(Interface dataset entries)
· · · ·
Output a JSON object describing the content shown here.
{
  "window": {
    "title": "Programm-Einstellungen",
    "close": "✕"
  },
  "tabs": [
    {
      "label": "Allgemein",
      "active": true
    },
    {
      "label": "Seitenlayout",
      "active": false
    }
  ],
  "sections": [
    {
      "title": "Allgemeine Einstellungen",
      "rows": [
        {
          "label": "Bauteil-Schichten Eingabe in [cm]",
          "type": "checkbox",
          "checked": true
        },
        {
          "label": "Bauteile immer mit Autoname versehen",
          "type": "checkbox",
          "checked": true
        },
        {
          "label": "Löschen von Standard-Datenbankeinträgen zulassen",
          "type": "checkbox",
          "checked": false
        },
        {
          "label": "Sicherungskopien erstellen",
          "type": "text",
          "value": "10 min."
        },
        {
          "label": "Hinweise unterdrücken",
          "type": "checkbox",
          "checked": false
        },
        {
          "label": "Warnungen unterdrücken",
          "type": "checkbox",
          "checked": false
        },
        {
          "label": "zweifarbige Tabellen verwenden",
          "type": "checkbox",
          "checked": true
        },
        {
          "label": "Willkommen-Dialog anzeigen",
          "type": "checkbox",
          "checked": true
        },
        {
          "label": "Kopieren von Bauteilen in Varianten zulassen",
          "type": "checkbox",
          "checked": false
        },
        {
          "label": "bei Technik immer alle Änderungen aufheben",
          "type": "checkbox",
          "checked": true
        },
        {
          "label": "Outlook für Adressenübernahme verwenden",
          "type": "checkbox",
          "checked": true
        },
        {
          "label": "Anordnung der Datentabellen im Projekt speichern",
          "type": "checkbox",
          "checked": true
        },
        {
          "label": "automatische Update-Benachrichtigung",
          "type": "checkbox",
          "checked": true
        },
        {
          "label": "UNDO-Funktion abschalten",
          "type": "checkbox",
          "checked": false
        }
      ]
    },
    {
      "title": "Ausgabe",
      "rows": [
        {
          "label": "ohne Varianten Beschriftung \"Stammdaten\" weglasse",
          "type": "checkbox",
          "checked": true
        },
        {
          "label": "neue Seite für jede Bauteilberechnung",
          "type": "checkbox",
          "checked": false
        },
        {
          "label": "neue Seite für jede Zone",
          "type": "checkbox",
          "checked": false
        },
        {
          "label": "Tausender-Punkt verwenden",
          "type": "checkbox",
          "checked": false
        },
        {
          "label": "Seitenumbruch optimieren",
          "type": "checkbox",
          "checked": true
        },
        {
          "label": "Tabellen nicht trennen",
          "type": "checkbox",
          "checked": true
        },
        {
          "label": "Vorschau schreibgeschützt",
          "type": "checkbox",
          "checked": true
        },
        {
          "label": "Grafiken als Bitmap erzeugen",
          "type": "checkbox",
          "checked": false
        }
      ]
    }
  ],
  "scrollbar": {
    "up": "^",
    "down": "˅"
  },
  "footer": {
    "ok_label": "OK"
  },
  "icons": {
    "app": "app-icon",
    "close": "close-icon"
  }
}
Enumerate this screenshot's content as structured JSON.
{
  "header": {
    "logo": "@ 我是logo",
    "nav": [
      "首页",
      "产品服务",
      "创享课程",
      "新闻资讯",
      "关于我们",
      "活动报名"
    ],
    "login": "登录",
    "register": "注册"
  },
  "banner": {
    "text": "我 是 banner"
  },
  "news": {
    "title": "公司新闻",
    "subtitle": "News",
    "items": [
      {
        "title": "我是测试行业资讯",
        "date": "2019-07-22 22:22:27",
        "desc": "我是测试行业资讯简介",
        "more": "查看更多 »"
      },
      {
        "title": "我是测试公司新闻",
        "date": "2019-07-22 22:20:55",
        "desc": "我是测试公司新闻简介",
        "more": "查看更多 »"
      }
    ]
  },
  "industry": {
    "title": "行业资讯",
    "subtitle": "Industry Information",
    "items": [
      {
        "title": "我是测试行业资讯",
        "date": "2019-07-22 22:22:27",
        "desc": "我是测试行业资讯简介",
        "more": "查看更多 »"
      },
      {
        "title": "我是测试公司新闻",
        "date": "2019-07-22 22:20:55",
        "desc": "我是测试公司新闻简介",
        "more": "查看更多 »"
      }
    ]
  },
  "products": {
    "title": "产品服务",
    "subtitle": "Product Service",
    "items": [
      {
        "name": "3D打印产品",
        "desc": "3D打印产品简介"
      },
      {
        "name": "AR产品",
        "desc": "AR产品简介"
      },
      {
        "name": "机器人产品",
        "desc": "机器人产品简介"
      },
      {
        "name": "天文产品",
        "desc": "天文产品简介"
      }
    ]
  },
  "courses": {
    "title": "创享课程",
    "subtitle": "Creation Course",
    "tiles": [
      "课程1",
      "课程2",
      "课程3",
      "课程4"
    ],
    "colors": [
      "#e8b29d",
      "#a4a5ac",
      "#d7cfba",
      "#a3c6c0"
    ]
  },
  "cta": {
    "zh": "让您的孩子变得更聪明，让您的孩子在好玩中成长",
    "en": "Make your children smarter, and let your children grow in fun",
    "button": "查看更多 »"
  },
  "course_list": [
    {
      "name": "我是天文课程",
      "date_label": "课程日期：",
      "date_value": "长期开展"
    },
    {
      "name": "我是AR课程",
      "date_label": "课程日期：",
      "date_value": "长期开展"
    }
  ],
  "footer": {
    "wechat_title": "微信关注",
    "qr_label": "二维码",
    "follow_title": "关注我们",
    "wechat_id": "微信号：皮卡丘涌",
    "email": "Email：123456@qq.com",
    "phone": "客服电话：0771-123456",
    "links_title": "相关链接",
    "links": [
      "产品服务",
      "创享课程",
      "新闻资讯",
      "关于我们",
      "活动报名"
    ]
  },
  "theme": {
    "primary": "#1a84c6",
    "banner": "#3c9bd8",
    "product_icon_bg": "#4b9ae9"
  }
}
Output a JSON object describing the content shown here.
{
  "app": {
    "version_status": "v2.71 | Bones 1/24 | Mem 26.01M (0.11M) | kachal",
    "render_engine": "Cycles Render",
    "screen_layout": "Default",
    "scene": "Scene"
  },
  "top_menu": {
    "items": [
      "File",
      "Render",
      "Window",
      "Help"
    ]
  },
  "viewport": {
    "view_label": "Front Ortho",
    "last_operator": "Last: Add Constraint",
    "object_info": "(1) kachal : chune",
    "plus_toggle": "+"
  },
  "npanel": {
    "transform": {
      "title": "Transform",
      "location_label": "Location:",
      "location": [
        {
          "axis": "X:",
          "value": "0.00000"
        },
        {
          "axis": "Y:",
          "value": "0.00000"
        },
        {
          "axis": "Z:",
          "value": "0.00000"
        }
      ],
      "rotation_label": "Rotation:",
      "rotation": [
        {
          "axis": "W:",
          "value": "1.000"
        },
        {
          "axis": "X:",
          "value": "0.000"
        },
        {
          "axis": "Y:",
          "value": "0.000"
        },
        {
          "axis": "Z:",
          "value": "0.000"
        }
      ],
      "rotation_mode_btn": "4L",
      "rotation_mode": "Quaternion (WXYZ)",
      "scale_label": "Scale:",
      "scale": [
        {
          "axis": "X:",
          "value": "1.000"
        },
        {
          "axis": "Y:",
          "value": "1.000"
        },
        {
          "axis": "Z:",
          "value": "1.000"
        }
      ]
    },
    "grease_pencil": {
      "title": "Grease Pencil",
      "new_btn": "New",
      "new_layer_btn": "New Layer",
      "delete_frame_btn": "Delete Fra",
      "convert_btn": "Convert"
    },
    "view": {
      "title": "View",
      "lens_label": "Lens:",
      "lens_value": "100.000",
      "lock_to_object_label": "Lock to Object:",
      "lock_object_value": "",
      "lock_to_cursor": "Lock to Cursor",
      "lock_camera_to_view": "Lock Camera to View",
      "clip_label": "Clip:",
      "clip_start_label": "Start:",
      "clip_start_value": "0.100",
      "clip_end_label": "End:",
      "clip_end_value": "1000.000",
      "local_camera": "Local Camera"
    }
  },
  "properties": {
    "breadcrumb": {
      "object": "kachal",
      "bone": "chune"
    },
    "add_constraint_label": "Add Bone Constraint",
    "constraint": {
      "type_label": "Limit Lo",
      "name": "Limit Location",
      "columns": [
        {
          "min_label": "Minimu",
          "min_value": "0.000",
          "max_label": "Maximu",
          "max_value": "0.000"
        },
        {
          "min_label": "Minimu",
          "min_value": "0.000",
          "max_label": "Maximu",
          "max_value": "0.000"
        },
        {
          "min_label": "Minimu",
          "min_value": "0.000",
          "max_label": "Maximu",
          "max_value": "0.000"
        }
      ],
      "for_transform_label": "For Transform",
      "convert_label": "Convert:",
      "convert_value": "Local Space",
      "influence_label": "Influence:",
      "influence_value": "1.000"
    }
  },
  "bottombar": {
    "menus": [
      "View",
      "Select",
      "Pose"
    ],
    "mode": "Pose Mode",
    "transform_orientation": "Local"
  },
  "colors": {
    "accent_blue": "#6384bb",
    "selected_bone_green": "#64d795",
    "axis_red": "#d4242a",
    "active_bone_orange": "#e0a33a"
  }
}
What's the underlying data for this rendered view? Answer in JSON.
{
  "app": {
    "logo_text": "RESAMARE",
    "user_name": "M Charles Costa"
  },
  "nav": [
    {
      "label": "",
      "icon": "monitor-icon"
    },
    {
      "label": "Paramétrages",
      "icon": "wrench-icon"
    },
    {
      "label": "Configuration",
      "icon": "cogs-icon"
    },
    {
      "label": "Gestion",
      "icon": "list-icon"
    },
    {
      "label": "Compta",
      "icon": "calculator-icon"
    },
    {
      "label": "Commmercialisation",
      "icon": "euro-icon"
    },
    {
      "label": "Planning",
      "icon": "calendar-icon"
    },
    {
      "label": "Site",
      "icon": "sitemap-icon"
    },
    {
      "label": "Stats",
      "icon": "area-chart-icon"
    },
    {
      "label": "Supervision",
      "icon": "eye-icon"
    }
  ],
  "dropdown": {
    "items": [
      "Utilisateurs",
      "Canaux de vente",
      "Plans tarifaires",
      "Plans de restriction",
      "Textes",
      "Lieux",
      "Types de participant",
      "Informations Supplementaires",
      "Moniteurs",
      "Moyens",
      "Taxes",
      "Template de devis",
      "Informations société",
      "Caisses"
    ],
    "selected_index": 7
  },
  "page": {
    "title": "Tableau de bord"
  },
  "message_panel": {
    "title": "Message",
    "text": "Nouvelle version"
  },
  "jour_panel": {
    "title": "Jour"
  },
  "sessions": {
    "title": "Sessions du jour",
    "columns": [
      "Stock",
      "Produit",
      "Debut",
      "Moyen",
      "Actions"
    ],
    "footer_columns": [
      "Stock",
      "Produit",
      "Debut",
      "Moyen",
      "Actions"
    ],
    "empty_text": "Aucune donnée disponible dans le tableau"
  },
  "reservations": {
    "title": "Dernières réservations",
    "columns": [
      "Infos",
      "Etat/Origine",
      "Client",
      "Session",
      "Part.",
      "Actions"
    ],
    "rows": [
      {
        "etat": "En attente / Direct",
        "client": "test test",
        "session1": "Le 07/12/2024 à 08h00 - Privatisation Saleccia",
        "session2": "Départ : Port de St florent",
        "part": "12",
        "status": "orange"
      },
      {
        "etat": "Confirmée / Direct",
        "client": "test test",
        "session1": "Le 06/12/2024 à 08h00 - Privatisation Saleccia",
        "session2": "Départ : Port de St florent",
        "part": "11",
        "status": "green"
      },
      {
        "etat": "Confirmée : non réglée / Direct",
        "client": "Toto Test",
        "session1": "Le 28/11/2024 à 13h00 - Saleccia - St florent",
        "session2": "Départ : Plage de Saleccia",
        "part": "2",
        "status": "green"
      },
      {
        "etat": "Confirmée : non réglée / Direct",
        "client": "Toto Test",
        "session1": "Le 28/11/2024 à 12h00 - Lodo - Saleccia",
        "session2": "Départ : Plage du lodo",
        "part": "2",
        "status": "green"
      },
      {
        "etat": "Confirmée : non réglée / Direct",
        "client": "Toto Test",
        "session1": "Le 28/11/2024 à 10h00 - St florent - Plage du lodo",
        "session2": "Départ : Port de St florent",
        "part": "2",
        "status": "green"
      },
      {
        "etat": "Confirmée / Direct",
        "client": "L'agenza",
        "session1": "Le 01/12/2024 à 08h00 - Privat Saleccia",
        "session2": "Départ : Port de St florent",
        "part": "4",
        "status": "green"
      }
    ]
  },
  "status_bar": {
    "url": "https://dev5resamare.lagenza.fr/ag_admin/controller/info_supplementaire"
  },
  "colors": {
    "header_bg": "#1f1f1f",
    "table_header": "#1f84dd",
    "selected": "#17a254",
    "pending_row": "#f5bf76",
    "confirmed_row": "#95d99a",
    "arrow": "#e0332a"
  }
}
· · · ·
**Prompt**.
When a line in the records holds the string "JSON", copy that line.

**The completed task**.
Output a JSON object describing the content shown here.
Enumerate this screenshot's content as structured JSON.
Output a JSON object describing the content shown here.
What's the underlying data for this rendered view? Answer in JSON.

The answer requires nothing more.